at a press conference in Ottawa.
   The International Fund for Animal Welfare said it obtained the
video footage by hiring investigators who posed as photographers
for a U.S. hunting magazine. The 10 hours of tape show 144 alleged
violations of seal-hunt regulations, the group said.
   The video footage, coupled with full-page anti-sealing ads
placed in major Canadian newspapers Monday, was likely to worsen
the dilemma faced by the federal fisheries department.
   The department risked the wrath of animal-rights activists
worldwide whenit boosted the 1996 seal harvest quota by 34
percent, allowing 250,000 harp seals along the Atlantic coast to be
   Alleged infractions committed during that hunt led to 101
sealers being charged last year with illegally killing and selling
protected seal pups. The department says it will study the video to
determine whether more charges are warranted.
   Earle McCurdy, president of Newfoundland's largest fishing
union, said the video gives a distorted view of an industry that is
no more vicious than others in which animals are killed.
   But Mary Richardson, who chairs the animal welfare committee of

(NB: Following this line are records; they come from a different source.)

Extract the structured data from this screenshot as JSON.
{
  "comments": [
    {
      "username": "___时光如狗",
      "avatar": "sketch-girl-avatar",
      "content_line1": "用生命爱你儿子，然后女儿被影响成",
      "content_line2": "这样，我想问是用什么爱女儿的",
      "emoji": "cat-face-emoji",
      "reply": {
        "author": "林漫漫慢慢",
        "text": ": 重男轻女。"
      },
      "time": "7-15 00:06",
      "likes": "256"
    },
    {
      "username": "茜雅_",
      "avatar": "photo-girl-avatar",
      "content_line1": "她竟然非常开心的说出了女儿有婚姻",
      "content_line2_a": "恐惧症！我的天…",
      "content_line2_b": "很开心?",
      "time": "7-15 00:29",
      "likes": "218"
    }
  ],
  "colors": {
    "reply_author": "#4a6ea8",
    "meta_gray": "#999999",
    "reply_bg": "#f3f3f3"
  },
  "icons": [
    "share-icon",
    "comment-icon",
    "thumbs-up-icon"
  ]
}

the Ontario Veterinary Medical Association, said the level of
cruelty depicted would not be tolerated at slaughter houses or
research labs in Canada.
   The 1996 seal quota was increased in part to help Newfoundland's
battered economy. The province -- Canada's poorest -- was devastated
by the collapse of codfish stocks in the early 1990s, and sealing
was touted as a way to compensate.
   "Political considerations have resulted in the (fisheries
department) expanding a hunt that it cannot control," said Rick
Smith of the International Fund for Animal Welfare.